Exercise description -
What lines below mention the word "Show"? Copy each one.

Records for this exercise -
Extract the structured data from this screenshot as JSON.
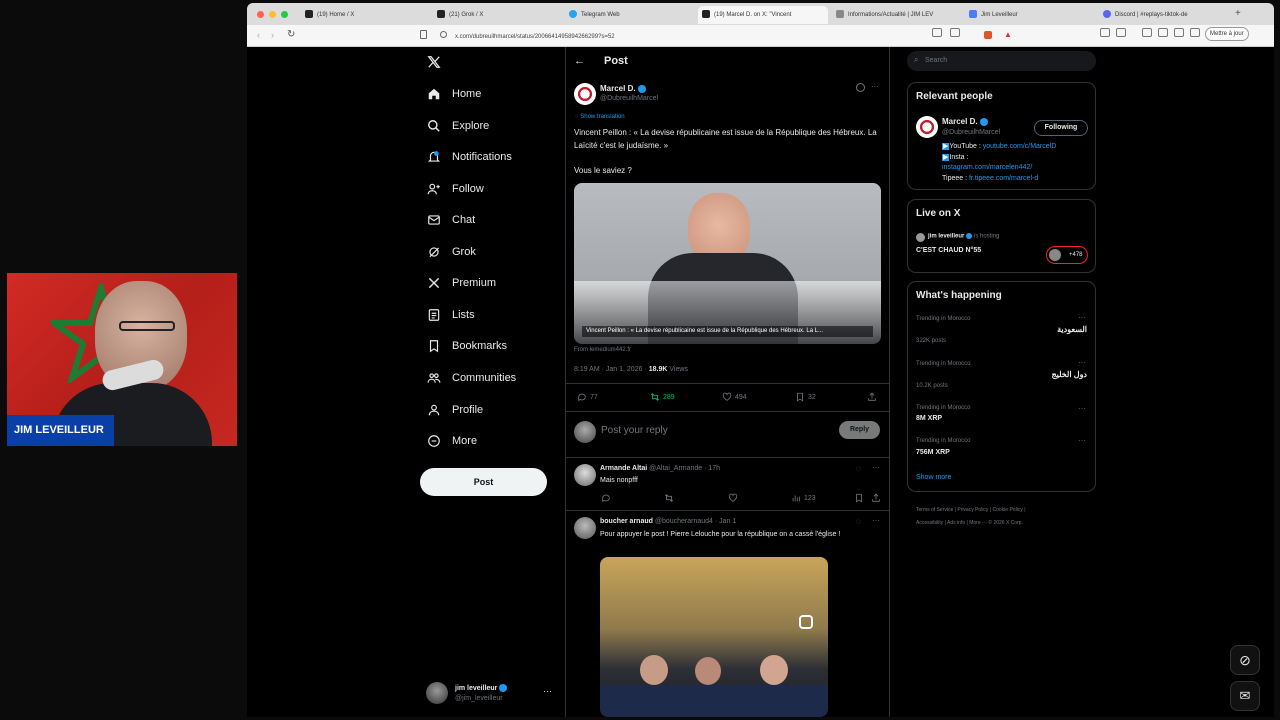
{
  "browser": {
    "tabs": [
      {
        "label": "(19) Home / X"
      },
      {
        "label": "(21) Grok / X"
      },
      {
        "label": "Telegram Web"
      },
      {
        "label": "(19) Marcel D. on X: \"Vincent"
      },
      {
        "label": "Informations/Actualité | JIM LEV"
      },
      {
        "label": "Jim Leveilleur"
      },
      {
        "label": "Discord | #replays-tiktok-de"
      }
    ],
    "url": "x.com/dubreuilhmarcel/status/2006641495894266299?s=52",
    "update_label": "Mettre à jour"
  },
  "webcam": {
    "name": "JIM LEVEILLEUR"
  },
  "sidebar": {
    "items": [
      {
        "label": "Home",
        "icon": "home-icon"
      },
      {
        "label": "Explore",
        "icon": "search-icon"
      },
      {
        "label": "Notifications",
        "icon": "bell-icon"
      },
      {
        "label": "Follow",
        "icon": "add-user-icon"
      },
      {
        "label": "Chat",
        "icon": "mail-icon"
      },
      {
        "label": "Grok",
        "icon": "grok-icon"
      },
      {
        "label": "Premium",
        "icon": "x-logo-icon"
      },
      {
        "label": "Lists",
        "icon": "list-icon"
      },
      {
        "label": "Bookmarks",
        "icon": "bookmark-icon"
      },
      {
        "label": "Communities",
        "icon": "people-icon"
      },
      {
        "label": "Profile",
        "icon": "user-icon"
      },
      {
        "label": "More",
        "icon": "more-circle-icon"
      }
    ],
    "post_label": "Post",
    "account": {
      "name": "jim leveilleur",
      "handle": "@jim_leveilleur"
    }
  },
  "post": {
    "header": "Post",
    "author": {
      "name": "Marcel D.",
      "handle": "@DubreuilhMarcel"
    },
    "show_translation": "Show translation",
    "text": "Vincent Peillon : « La devise républicaine est issue de la République des Hébreux. La Laïcité c'est le judaïsme. »",
    "text2": "Vous le saviez ?",
    "video_caption": "Vincent Peillon : « La devise républicaine est issue de la République des Hébreux. La L...",
    "from": "From lemedium442.fr",
    "time": "8:19 AM · Jan 1, 2026 · ",
    "views": "18.9K",
    "views_label": " Views",
    "stats": {
      "replies": "77",
      "reposts": "289",
      "likes": "494",
      "bookmarks": "32"
    },
    "reply_placeholder": "Post your reply",
    "reply_button": "Reply"
  },
  "replies": [
    {
      "name": "Armande Altai",
      "handle": "@Altai_Armande · 17h",
      "text": "Mais nonpfff",
      "views": "123"
    },
    {
      "name": "boucher arnaud",
      "handle": "@boucherarnaud4 · Jan 1",
      "text": "Pour appuyer le post ! Pierre Lelouche pour la république on a cassé l'église !"
    }
  ],
  "right": {
    "search_placeholder": "Search",
    "relevant": {
      "title": "Relevant people",
      "name": "Marcel D.",
      "handle": "@DubreuilhMarcel",
      "follow": "Following",
      "bio1": "YouTube : ",
      "bio1_link": "youtube.com/c/MarcelD",
      "bio2": "Insta :",
      "bio2_link": "instagram.com/marcelen442/",
      "bio3": "Tipeee : ",
      "bio3_link": "fr.tipeee.com/marcel-d"
    },
    "live": {
      "title": "Live on X",
      "host": "jim leveilleur",
      "status": "is hosting",
      "space": "C'EST CHAUD N°55",
      "count": "+478"
    },
    "happening": {
      "title": "What's happening",
      "trends": [
        {
          "context": "Trending in Morocco",
          "name": "السعودية",
          "posts": "322K posts"
        },
        {
          "context": "Trending in Morocco",
          "name": "دول الخليج",
          "posts": "10.2K posts"
        },
        {
          "context": "Trending in Morocco",
          "name": "8M XRP",
          "posts": ""
        },
        {
          "context": "Trending in Morocco",
          "name": "756M XRP",
          "posts": ""
        }
      ],
      "show_more": "Show more"
    },
    "footer": [
      "Terms of Service",
      "Privacy Policy",
      "Cookie Policy",
      "Accessibility",
      "Ads info",
      "More ···",
      "© 2026 X Corp."
    ]
  },
  "colors": {
    "accent": "#1d9bf0",
    "repost_green": "#00ba7c",
    "background": "#000000"
  }
}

Your response -
    "show_translation": "Show translation",
      "show_more": "Show more"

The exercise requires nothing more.